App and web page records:
★ ★ ★ ★ ★ ★ ★
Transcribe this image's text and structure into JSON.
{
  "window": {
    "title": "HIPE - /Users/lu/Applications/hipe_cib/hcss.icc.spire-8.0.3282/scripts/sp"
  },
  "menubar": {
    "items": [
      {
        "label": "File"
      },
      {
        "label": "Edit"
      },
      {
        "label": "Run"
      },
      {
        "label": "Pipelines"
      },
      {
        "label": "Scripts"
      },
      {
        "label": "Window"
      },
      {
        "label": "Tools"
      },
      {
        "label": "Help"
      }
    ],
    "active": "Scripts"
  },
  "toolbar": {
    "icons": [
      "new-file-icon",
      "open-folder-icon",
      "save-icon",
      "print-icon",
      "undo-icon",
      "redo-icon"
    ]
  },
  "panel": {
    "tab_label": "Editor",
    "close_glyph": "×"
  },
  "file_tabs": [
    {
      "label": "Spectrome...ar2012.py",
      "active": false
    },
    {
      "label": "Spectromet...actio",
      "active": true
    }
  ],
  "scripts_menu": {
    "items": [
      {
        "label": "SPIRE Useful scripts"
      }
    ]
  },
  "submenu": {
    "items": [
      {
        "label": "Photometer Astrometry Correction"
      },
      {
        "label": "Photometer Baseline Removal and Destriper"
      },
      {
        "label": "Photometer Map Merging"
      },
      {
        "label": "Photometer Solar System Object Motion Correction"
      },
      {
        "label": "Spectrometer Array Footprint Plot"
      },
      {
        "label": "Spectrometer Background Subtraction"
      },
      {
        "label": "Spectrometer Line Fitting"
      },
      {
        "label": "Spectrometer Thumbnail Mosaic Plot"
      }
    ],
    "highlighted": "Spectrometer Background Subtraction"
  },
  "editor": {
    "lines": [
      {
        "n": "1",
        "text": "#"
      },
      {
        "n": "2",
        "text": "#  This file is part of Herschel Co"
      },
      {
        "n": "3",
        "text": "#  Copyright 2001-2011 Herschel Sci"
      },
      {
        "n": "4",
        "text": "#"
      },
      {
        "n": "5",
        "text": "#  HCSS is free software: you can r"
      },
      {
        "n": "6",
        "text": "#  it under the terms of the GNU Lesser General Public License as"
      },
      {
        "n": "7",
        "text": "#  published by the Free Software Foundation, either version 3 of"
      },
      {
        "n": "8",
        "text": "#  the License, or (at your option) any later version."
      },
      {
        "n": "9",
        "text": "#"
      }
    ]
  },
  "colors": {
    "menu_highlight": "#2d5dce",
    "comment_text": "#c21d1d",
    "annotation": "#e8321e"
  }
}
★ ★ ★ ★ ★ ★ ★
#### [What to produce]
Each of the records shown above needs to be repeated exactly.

#### [Exercise output]
Transcribe this image's text and structure into JSON.
{
  "window": {
    "title": "HIPE - /Users/lu/Applications/hipe_cib/hcss.icc.spire-8.0.3282/scripts/sp"
  },
  "menubar": {
    "items": [
      {
        "label": "File"
      },
      {
        "label": "Edit"
      },
      {
        "label": "Run"
      },
      {
        "label": "Pipelines"
      },
      {
        "label": "Scripts"
      },
      {
        "label": "Window"
      },
      {
        "label": "Tools"
      },
      {
        "label": "Help"
      }
    ],
    "active": "Scripts"
  },
  "toolbar": {
    "icons": [
      "new-file-icon",
      "open-folder-icon",
      "save-icon",
      "print-icon",
      "undo-icon",
      "redo-icon"
    ]
  },
  "panel": {
    "tab_label": "Editor",
    "close_glyph": "×"
  },
  "file_tabs": [
    {
      "label": "Spectrome...ar2012.py",
      "active": false
    },
    {
      "label": "Spectromet...actio",
      "active": true
    }
  ],
  "scripts_menu": {
    "items": [
      {
        "label": "SPIRE Useful scripts"
      }
    ]
  },
  "submenu": {
    "items": [
      {
        "label": "Photometer Astrometry Correction"
      },
      {
        "label": "Photometer Baseline Removal and Destriper"
      },
      {
        "label": "Photometer Map Merging"
      },
      {
        "label": "Photometer Solar System Object Motion Correction"
      },
      {
        "label": "Spectrometer Array Footprint Plot"
      },
      {
        "label": "Spectrometer Background Subtraction"
      },
      {
        "label": "Spectrometer Line Fitting"
      },
      {
        "label": "Spectrometer Thumbnail Mosaic Plot"
      }
    ],
    "highlighted": "Spectrometer Background Subtraction"
  },
  "editor": {
    "lines": [
      {
        "n": "1",
        "text": "#"
      },
      {
        "n": "2",
        "text": "#  This file is part of Herschel Co"
      },
      {
        "n": "3",
        "text": "#  Copyright 2001-2011 Herschel Sci"
      },
      {
        "n": "4",
        "text": "#"
      },
      {
        "n": "5",
        "text": "#  HCSS is free software: you can r"
      },
      {
        "n": "6",
        "text": "#  it under the terms of the GNU Lesser General Public License as"
      },
      {
        "n": "7",
        "text": "#  published by the Free Software Foundation, either version 3 of"
      },
      {
        "n": "8",
        "text": "#  the License, or (at your option) any later version."
      },
      {
        "n": "9",
        "text": "#"
      }
    ]
  },
  "colors": {
    "menu_highlight": "#2d5dce",
    "comment_text": "#c21d1d",
    "annotation": "#e8321e"
  }
}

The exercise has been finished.